Thus, a technology that combines fluorescent quantum dots and methods to dispense and detect them for a range of optical tagging applications is described in conjunction with one or more specific embodiments.

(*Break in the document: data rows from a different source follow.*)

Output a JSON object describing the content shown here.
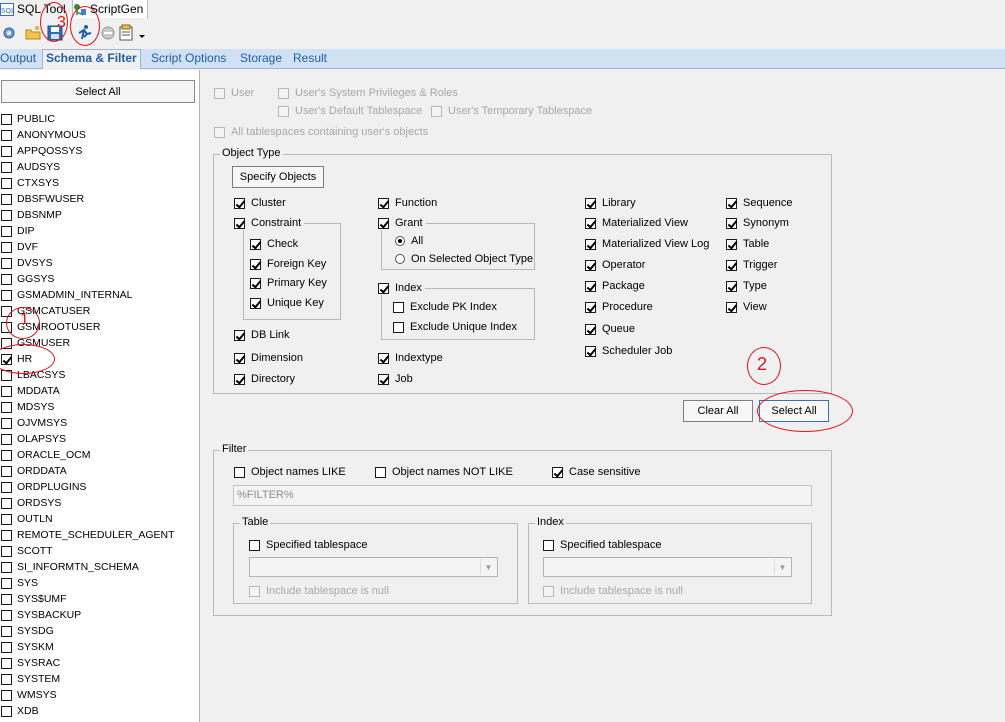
{
  "doc_tabs": {
    "sql_tool": "SQL Tool",
    "scriptgen": "ScriptGen"
  },
  "sub_tabs": [
    "Output",
    "Schema & Filter",
    "Script Options",
    "Storage",
    "Result"
  ],
  "left": {
    "select_all": "Select All",
    "users": [
      {
        "name": "PUBLIC",
        "checked": false
      },
      {
        "name": "ANONYMOUS",
        "checked": false
      },
      {
        "name": "APPQOSSYS",
        "checked": false
      },
      {
        "name": "AUDSYS",
        "checked": false
      },
      {
        "name": "CTXSYS",
        "checked": false
      },
      {
        "name": "DBSFWUSER",
        "checked": false
      },
      {
        "name": "DBSNMP",
        "checked": false
      },
      {
        "name": "DIP",
        "checked": false
      },
      {
        "name": "DVF",
        "checked": false
      },
      {
        "name": "DVSYS",
        "checked": false
      },
      {
        "name": "GGSYS",
        "checked": false
      },
      {
        "name": "GSMADMIN_INTERNAL",
        "checked": false
      },
      {
        "name": "GSMCATUSER",
        "checked": false
      },
      {
        "name": "GSMROOTUSER",
        "checked": false
      },
      {
        "name": "GSMUSER",
        "checked": false
      },
      {
        "name": "HR",
        "checked": true
      },
      {
        "name": "LBACSYS",
        "checked": false
      },
      {
        "name": "MDDATA",
        "checked": false
      },
      {
        "name": "MDSYS",
        "checked": false
      },
      {
        "name": "OJVMSYS",
        "checked": false
      },
      {
        "name": "OLAPSYS",
        "checked": false
      },
      {
        "name": "ORACLE_OCM",
        "checked": false
      },
      {
        "name": "ORDDATA",
        "checked": false
      },
      {
        "name": "ORDPLUGINS",
        "checked": false
      },
      {
        "name": "ORDSYS",
        "checked": false
      },
      {
        "name": "OUTLN",
        "checked": false
      },
      {
        "name": "REMOTE_SCHEDULER_AGENT",
        "checked": false
      },
      {
        "name": "SCOTT",
        "checked": false
      },
      {
        "name": "SI_INFORMTN_SCHEMA",
        "checked": false
      },
      {
        "name": "SYS",
        "checked": false
      },
      {
        "name": "SYS$UMF",
        "checked": false
      },
      {
        "name": "SYSBACKUP",
        "checked": false
      },
      {
        "name": "SYSDG",
        "checked": false
      },
      {
        "name": "SYSKM",
        "checked": false
      },
      {
        "name": "SYSRAC",
        "checked": false
      },
      {
        "name": "SYSTEM",
        "checked": false
      },
      {
        "name": "WMSYS",
        "checked": false
      },
      {
        "name": "XDB",
        "checked": false
      }
    ]
  },
  "user_opts": {
    "user": "User",
    "sys_priv": "User's System Privileges & Roles",
    "default_ts": "User's Default Tablespace",
    "temp_ts": "User's Temporary Tablespace",
    "all_ts": "All tablespaces containing user's objects"
  },
  "object_type": {
    "title": "Object Type",
    "specify": "Specify Objects",
    "cluster": "Cluster",
    "constraint": "Constraint",
    "check": "Check",
    "foreign_key": "Foreign Key",
    "primary_key": "Primary Key",
    "unique_key": "Unique Key",
    "db_link": "DB Link",
    "dimension": "Dimension",
    "directory": "Directory",
    "function": "Function",
    "grant": "Grant",
    "grant_all": "All",
    "grant_selected": "On Selected Object Type",
    "index": "Index",
    "excl_pk": "Exclude PK Index",
    "excl_unique": "Exclude Unique Index",
    "indextype": "Indextype",
    "job": "Job",
    "library": "Library",
    "mview": "Materialized View",
    "mview_log": "Materialized View Log",
    "operator": "Operator",
    "package": "Package",
    "procedure": "Procedure",
    "queue": "Queue",
    "scheduler_job": "Scheduler Job",
    "sequence": "Sequence",
    "synonym": "Synonym",
    "table": "Table",
    "trigger": "Trigger",
    "type": "Type",
    "view": "View",
    "clear_all": "Clear All",
    "select_all": "Select All"
  },
  "filter": {
    "title": "Filter",
    "like": "Object names LIKE",
    "not_like": "Object names NOT LIKE",
    "case_sensitive": "Case sensitive",
    "pattern": "%FILTER%",
    "table_title": "Table",
    "index_title": "Index",
    "specified_ts": "Specified tablespace",
    "include_null": "Include tablespace is null"
  },
  "annotations": {
    "mark_toolbar": "3",
    "mark_select_all": "2",
    "mark_hr": "1"
  },
  "colors": {
    "tab_bar": "#cfe1f3",
    "tab_text": "#1f5fa8",
    "annotation": "#e0141e"
  }
}
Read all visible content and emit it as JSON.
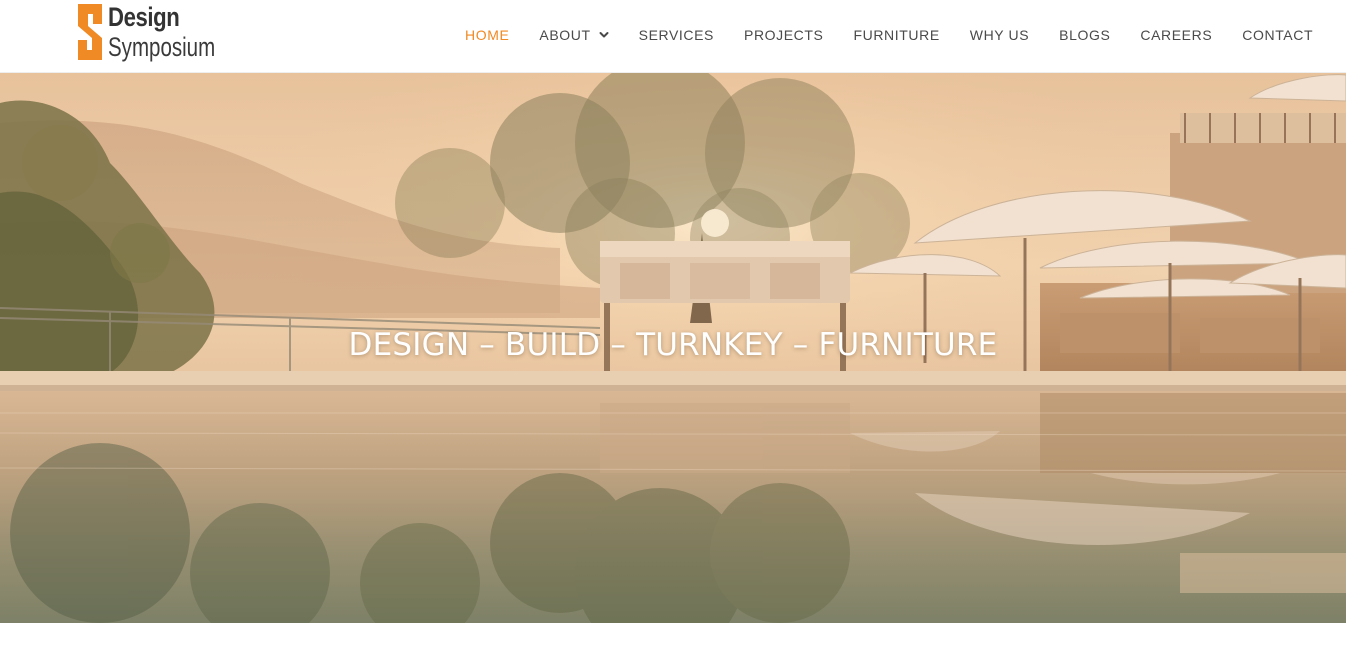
{
  "brand": {
    "name_line1": "Design",
    "name_line2": "Symposium",
    "accent_color": "#f08a24",
    "logo_icon": "letter-s-logo-icon"
  },
  "nav": {
    "items": [
      {
        "label": "HOME",
        "active": true
      },
      {
        "label": "ABOUT",
        "has_dropdown": true
      },
      {
        "label": "SERVICES"
      },
      {
        "label": "PROJECTS"
      },
      {
        "label": "FURNITURE"
      },
      {
        "label": "WHY US"
      },
      {
        "label": "BLOGS"
      },
      {
        "label": "CAREERS"
      },
      {
        "label": "CONTACT"
      }
    ],
    "dropdown_icon": "chevron-down-icon",
    "text_color": "#4a4a4a"
  },
  "hero": {
    "heading": "DESIGN – BUILD – TURNKEY – FURNITURE",
    "image": "sunset-infinity-pool-with-umbrellas-and-trees"
  }
}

The invention is defined by the following claims and their full scope and equivalents.

Patent Citations
Cited PatentFiling datePublication dateApplicantTitle
US6633370 *Mar 7, 2001Oct 14, 2003Spectra Science CorporationQuantum dots, semiconductor nanocrystals and semiconductor particles used as fluorescent coding elements
US7121474 *Jun 18, 2003Oct 17, 2006Intel CorporationElectro-optical nanocrystal memory device
US7124441 *Nov 22, 2000Oct 17, 2006Global Anti-Piracy Systems, Inc.Method and apparatus for securely associating an optically readable memory with a user machine
Classifications
U.S. Classification235/454, 235/494, 235/435, 235/439
International ClassificationG01N21/64, G06K7/10
Cooperative ClassificationG01N2021/6417, G01N2021/6421, B82Y20/00, G01N21/643, B82Y10/00
European ClassificationB82Y10/00, B82Y20/00, G01N21/64H2
Legal Events
DateCodeEventDescription
Feb 15, 2012FPAYFee payment
Year of fee payment: 4
Feb 15, 2012SULPSurcharge for late payment
Dec 19, 2011REMIMaintenance fee reminder mailed
Jun 9, 2004ASAssignment
Owner name: CALIFORNIA INSTITUTE OF TECHNOLOGY, CALIFORNIA
Free format text: ASSIGNMENT OF ASSIGNORS INTEREST;ASSIGNORS:PSALTIS, DEMETRI;MOSER, CHRISTOPHE;REEL/FRAME:015466/0957
Effective date: 20040608